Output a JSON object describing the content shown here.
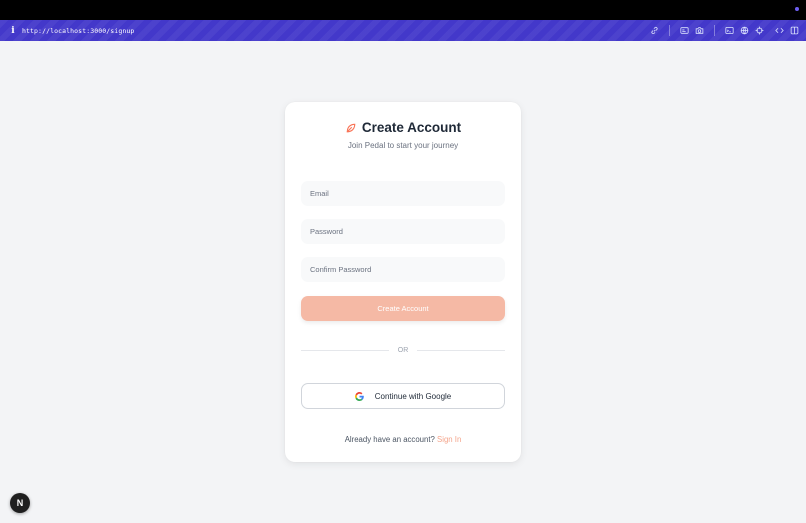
{
  "browser": {
    "url": "http://localhost:3000/signup",
    "info_icon": "i",
    "toolbar_icons": [
      "link-icon",
      "id-card-icon",
      "camera-icon",
      "terminal-icon",
      "globe-icon",
      "crosshair-icon",
      "code-icon",
      "split-panel-icon"
    ]
  },
  "signup": {
    "title": "Create Account",
    "subtitle": "Join Pedal to start your journey",
    "email_placeholder": "Email",
    "password_placeholder": "Password",
    "confirm_placeholder": "Confirm Password",
    "submit_label": "Create Account",
    "divider_text": "OR",
    "google_label": "Continue with Google",
    "footer_text": "Already have an account?",
    "signin_label": "Sign In"
  },
  "nextjs_badge": {
    "label": "N"
  },
  "colors": {
    "accent": "#f97356",
    "accent_light": "#f5b9a5",
    "link": "#f4a58c",
    "address_bar": "#4338ca"
  }
}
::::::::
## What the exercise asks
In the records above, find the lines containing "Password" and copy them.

## Task response
    "password_placeholder": "Password",
    "confirm_placeholder": "Confirm Password",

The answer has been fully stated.